PITTSFIELD -- It's every actor's dream. First-class accommodations on the road and at home; roles that are tailor-made for individual talents; above all, job security for life
It's just that the actors in Gregory Popovich's itinerant theater troupe are not your typical performers. Oh, sure, five of them -- Popovich and four jugglers and acrobats from the Moscow Circus -- move on two legs and are made of flesh and bone. But the rest of Popovich's ensemble, most of them, that is, are four legged and made of fur and bone -- 14 house cats and 12 dogs -- all rescue animals. They are the heart and soul of Popovich's Comedy Pet Theater, which will be playing Berkshire Theatre Group's Colonial Theatre Tuesday afternoon and evening.
Complementing the 26 canines and felines are two parrots, five white mice and one dove. Taken together, they redefine sketch comedy. No bowling pins balanced on the nose as these dogs and cats rear up on hind legs. For Popovich these household pets are actors in a theater company, performing roles created for them in a series of comedy sketches.
In a true sense, the animals are typecast. Popovich, who has written a book on feline behavior, is a keen observer of his animals.
Dogs, for example, "will tell you what they want, speak to you with their bark," Popovich said by telephone from New York. Cats, he says, speak with their bodies -- how they position their tail, their ears.
"I look for what the animals do
"I have a Pekingese, for example, who is very shy so, in one sketch set in a school classroom, he plays a student who hasn't done his homework and shyly hides behind his desk from the teacher, who is played by me."
He says he will not ask a dog or a cat to do anything that is unnatural or uncomfortable for them.
And if a few pets share a preference or pattern of behavior, Popovich puts that to good use, too.
"In my show each kitty does one routine," he explained. "If I see one cat is reluctant, I will have another kitty take over the role.
"The show must go on."
At home, Popovich encourages his wife, his 20-year-old daughter, members of his staff to interact with the animals as audiences would -- laugh, applaud --to get them used to that dynamic. And then, when he feels an animal is ready, usually after a period of months, Popovich will put the animal on stage.

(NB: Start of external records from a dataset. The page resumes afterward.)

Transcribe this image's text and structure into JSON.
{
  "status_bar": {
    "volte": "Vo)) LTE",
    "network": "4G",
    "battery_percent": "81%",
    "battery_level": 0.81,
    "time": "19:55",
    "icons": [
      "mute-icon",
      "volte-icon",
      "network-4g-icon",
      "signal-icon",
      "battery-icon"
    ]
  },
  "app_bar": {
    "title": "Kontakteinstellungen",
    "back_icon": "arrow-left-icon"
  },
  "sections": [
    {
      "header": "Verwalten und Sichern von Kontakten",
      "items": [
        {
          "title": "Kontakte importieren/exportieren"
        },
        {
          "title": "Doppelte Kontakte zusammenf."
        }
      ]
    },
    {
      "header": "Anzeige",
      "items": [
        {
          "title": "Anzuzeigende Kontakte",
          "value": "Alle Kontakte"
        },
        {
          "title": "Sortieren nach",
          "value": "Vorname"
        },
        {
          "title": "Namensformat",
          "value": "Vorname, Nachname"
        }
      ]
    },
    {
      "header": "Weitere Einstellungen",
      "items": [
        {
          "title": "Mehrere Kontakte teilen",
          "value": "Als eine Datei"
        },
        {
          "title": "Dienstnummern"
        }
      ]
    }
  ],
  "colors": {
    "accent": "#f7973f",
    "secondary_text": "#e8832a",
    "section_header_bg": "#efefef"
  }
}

Popovich, 48, was born and raised in Kiev in the Ukraine, the child of a circus-performing couple who specialized in juggling. They also were dog trainers, which is how Popovich developed his love for animals.
"It's sometimes easier to communicate with animals than with humans," he quipped.
As a child, Popovich assisted onstage with his mother's show dogs. At the age of six, he began developing his juggling skills. He made his debut as a solo juggler in his teens and, at the age of 17, joined the Moscow Circus as a juggler.
Popovich came to the United States 21 years ago and spent two years with Ringling Bros.- Barnum & Bailey Circus as a juggler. Roughly 15 years ago, this two-time world champion juggler formed Popovich Comedy Pet Theater, which is based in Las Vegas, where, when they are not touring, they perform at Planet Hollywood Resort Casino.
Popovich's fur and feathered actors travel in a well-equipped air-conditioned, heated, comfortably appointed 36-foot trailer that allows each animal its comfort and space. A staff of four grooms, feeds and cares for the pets.
The animals are used to travel, Popovich says. In Las Vegas, they travel between Popovich's home, where they have their own space, and Planet Hollywood.
On the road, arrangements are made ahead of time with a local veterinarian in case assistance is needed. The company has its own veterinarian in Las Vegas.
Popovich says his show is designed not just for kids but for audiences of all ages.
While there are five humans in the cast, Popovich has no illusions about who wins the hearts of theatergoers.
"Audiences have to decide who is more talented, the humans or the animals," Popovich said. "The animals always get more applause."
Unlike their human counterparts, Popovich's rescue pets have a guaranteed contract with him, even after they can no longer perform.
"Those animals stay with me at home," he said.
The fact that his actors are all rescue animals is essential, Popovich said
"Animals are people too," he said. "These are all just ordinary animals from a shelter (leading healthy productive lives).
"This is mission for me," the Russian-accented Popovich said. "If one person goes to a shelter after a performance, I have been successful."
What: Popovich Comedy Pet Theater
When: Tuesday 2 and 7 p.m.
Who: Berkshire Theatre Group
Where: Colonial Theatre, 111 South St., Pittsfield
How: (413) 997-4444; www.BerkshireTheatreGroup.org; at Colonial box office